The lawsuit demanded that Thermo Fisher Scientific pay back the full net profit obtained by commercialising the cell line to Lacks’ estate. It also sought an order permanently prohibiting the company from using the cell line without the estate’s permission.

Although the terms of the agreements are confidential both sides are said to be happy with the settlement.

‘Members of the family of Henrietta Lacks and Thermo Fisher have agreed to settle the litigation filed by Henrietta Lacks’ estate,’ Ben Crump, a civil rights attorney who represented the family during the lawsuit, said in a statement. ‘I can think of no better present on what would have been Henrietta Lacks’ 103rd birthday than to give her family some measure of respect for Henrietta Lacks.’

‘My grandmother gave the world a gift, 70 years ago,’ said her grandson, Alfred Lacks-Carter Jr, ‘we’re here today to give her a gift of justice’.

Henrietta Lacks was a 31-year-old Black woman and mother of five who was treated for an aggressive form of cervical cancer at Johns Hopkins Hospital in Baltimore, US, in 1951. Her medical records show that she began undergoing treatment with radium, the best option available at that time for this cancer.

While diagnosing and treating Lacks, doctors took samples of her cervical tumour, some of which were sent to the nearby lab of prominent cell biologist, George Gey without her knowledge or consent.

Cells removed from the body normally quickly die. However, Gey found that the cells in Lacks’ sample not only survived but doubled every 20 to 24 hours – the first time an ‘immortal’ human cell line had ever been found. Shortly after this discovery, Gey began sharing the cells, at no cost, with researchers around the world.

Lacks passed away on 4 October 1951 – eight months after she had been diagnosed with cervical cancer – in a segregated ward at Johns Hopkins. But her cell line – given the name HeLa after the first two letters of her first and last name – went on to aid countless medical advances, including the polio vaccine, in vitro fertilisation techniques and, more recently, the development of Covid-19 vaccines.

Plastic sample cryovial tubes labelled as containing HeLa cell cultures on a bench in a modernlab

Source: © Suriphon Singha/Getty Images

The HeLa cell line is one of the oldest in existence and has been used in countless experiments. It is estimated that over 50 million tonnes of HeLa cells have been grown since 1951

For decades the identity of the person that HeLa cells had come from remained largely unknown.

In 1971, the journal Obstetrics and Gynaecology named Henrietta Lacks as the source of HeLa and the word then spread through Nature, Science and the mainstream press.

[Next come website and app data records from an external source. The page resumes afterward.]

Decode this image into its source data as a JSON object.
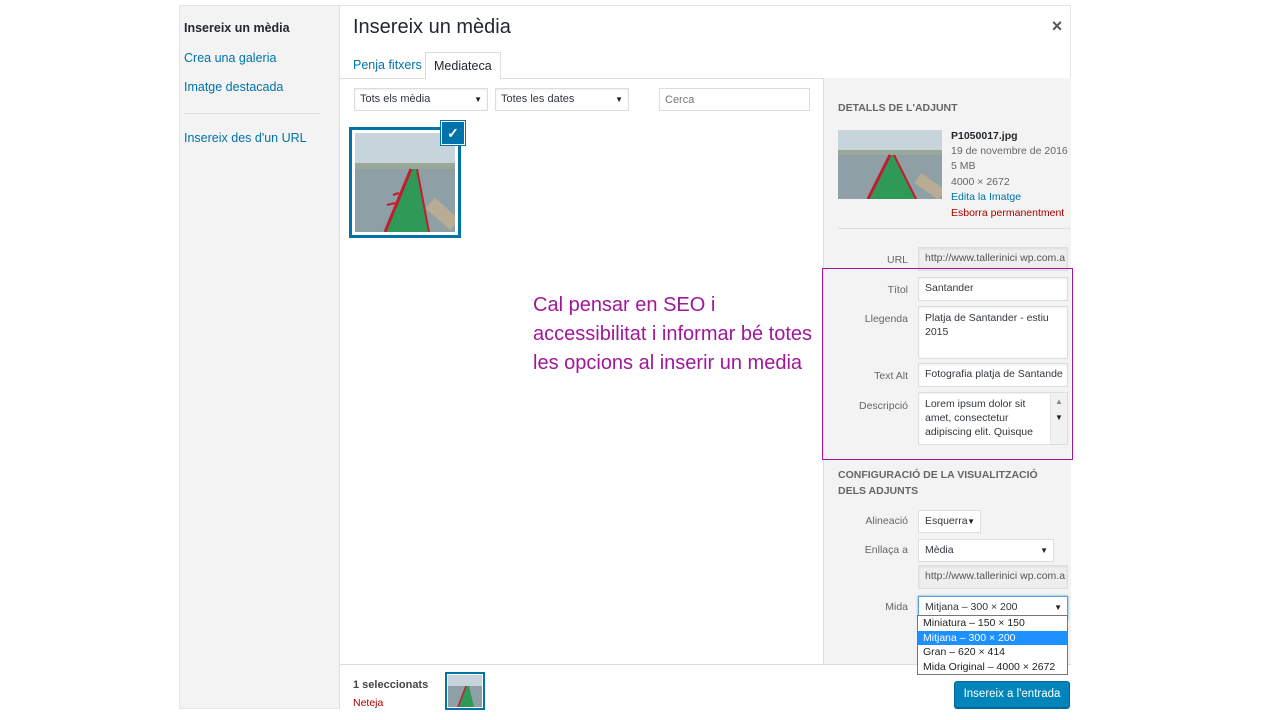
{
  "menu": {
    "items": [
      {
        "label": "Insereix un mèdia"
      },
      {
        "label": "Crea una galeria"
      },
      {
        "label": "Imatge destacada"
      },
      {
        "label": "Insereix des d'un URL"
      }
    ]
  },
  "frame": {
    "title": "Insereix un mèdia",
    "close_icon": "×",
    "tabs": [
      {
        "label": "Penja fitxers"
      },
      {
        "label": "Mediateca"
      }
    ]
  },
  "toolbar": {
    "type_filter": "Tots els mèdia",
    "date_filter": "Totes les dates",
    "search_placeholder": "Cerca"
  },
  "attachment": {
    "check_glyph": "✓"
  },
  "annotation": "Cal pensar en SEO i accessibilitat i informar bé totes les opcions al inserir un media",
  "details": {
    "heading": "Detalls de l'adjunt",
    "filename": "P1050017.jpg",
    "date": "19 de novembre de 2016",
    "size": "5 MB",
    "dimensions": "4000 × 2672",
    "edit_link": "Edita la Imatge",
    "delete_link": "Esborra permanentment",
    "fields": {
      "url_label": "URL",
      "url_value": "http://www.tallerinici wp.com.a",
      "title_label": "Títol",
      "title_value": "Santander",
      "caption_label": "Llegenda",
      "caption_value": "Platja de Santander - estiu 2015",
      "alt_label": "Text Alt",
      "alt_value": "Fotografia platja de Santande",
      "description_label": "Descripció",
      "description_value": "Lorem ipsum dolor sit amet, consectetur adipiscing elit. Quisque"
    }
  },
  "display_settings": {
    "heading": "Configuració de la visualització dels adjunts",
    "alignment_label": "Alineació",
    "alignment_value": "Esquerra",
    "link_label": "Enllaça a",
    "link_value": "Mèdia",
    "link_url": "http://www.tallerinici wp.com.a",
    "size_label": "Mida",
    "size_value": "Mitjana – 300 × 200",
    "size_options": [
      {
        "label": "Miniatura – 150 × 150",
        "selected": false
      },
      {
        "label": "Mitjana – 300 × 200",
        "selected": true
      },
      {
        "label": "Gran – 620 × 414",
        "selected": false
      },
      {
        "label": "Mida Original – 4000 × 2672",
        "selected": false
      }
    ]
  },
  "bottom": {
    "selected_count": "1 seleccionats",
    "clear_link": "Neteja",
    "insert_button": "Insereix a l'entrada"
  },
  "colors": {
    "accent": "#0073aa",
    "primary_button": "#0085ba",
    "annotation": "#a0179a",
    "delete": "#aa0000"
  },
  "icons": {
    "close": "close-icon",
    "check": "check-icon",
    "dropdown": "chevron-down-icon"
  }
}
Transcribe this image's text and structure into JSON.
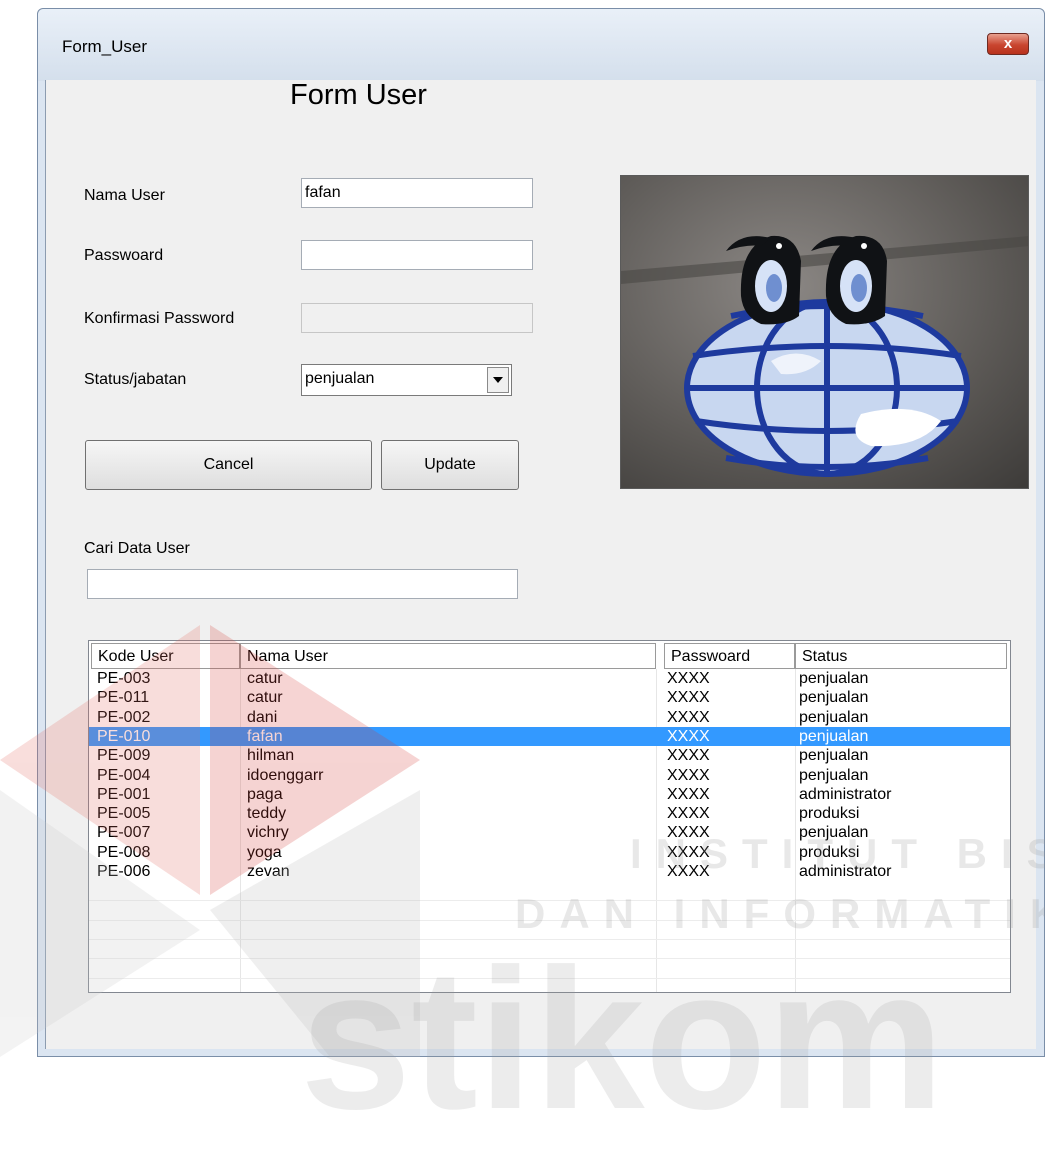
{
  "window": {
    "title": "Form_User",
    "close_label": "x"
  },
  "form": {
    "heading": "Form User",
    "nama_user_label": "Nama User",
    "nama_user_value": "fafan",
    "password_label": "Passwoard",
    "password_value": "",
    "konfirmasi_label": "Konfirmasi Password",
    "konfirmasi_value": "",
    "status_label": "Status/jabatan",
    "status_value": "penjualan",
    "cancel_label": "Cancel",
    "update_label": "Update",
    "cari_label": "Cari Data User",
    "cari_value": ""
  },
  "table": {
    "columns": [
      "Kode User",
      "Nama User",
      "Passwoard",
      "Status"
    ],
    "rows": [
      [
        "PE-003",
        "catur",
        "XXXX",
        "penjualan"
      ],
      [
        "PE-011",
        "catur",
        "XXXX",
        "penjualan"
      ],
      [
        "PE-002",
        "dani",
        "XXXX",
        "penjualan"
      ],
      [
        "PE-010",
        "fafan",
        "XXXX",
        "penjualan"
      ],
      [
        "PE-009",
        "hilman",
        "XXXX",
        "penjualan"
      ],
      [
        "PE-004",
        "idoenggarr",
        "XXXX",
        "penjualan"
      ],
      [
        "PE-001",
        "paga",
        "XXXX",
        "administrator"
      ],
      [
        "PE-005",
        "teddy",
        "XXXX",
        "produksi"
      ],
      [
        "PE-007",
        "vichry",
        "XXXX",
        "penjualan"
      ],
      [
        "PE-008",
        "yoga",
        "XXXX",
        "produksi"
      ],
      [
        "PE-006",
        "zevan",
        "XXXX",
        "administrator"
      ]
    ],
    "selected_row_index": 3
  },
  "watermark": {
    "line1": "INSTITUT BISNIS",
    "line2": "DAN INFORMATIKA",
    "brand": "stikom",
    "color_red": "#d53d35",
    "color_gray": "#9a9a9a"
  },
  "colors": {
    "selection": "#3399ff",
    "window_bg": "#f0f0f0",
    "logo_blue": "#1e3a9e"
  }
}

However, her family were not informed how her cells had been used until 1973 when, according to the best-selling book The Immortal Life of Henrietta Lacks, scientists called them asking for blood samples so they could map HeLa genes.

In 1974, Deborah, Lacks’ daughter who died in 2009, asked a leading medical geneticist to tell her about the HeLa cell line. The researcher gave her a medical textbook he had written and said that everything she needed was inside. It was more than 30 years before the family got a better explanation.

In a statement, Johns Hopkins University said it had reviewed its interactions with Lacks and her family over more than 50 years and acknowledged that it ‘could have – and should have – done more to inform and work with members of Lacks’ family out of respect for them, their privacy and their personal interests’. In 2013 – when the HeLa genome was sequenced – the university worked with Lacks’ family and the National Institutes of Health (NIH) to craft an agreement that gave the family some control over how Henrietta Lacks’ genetic information in NIH-funded research.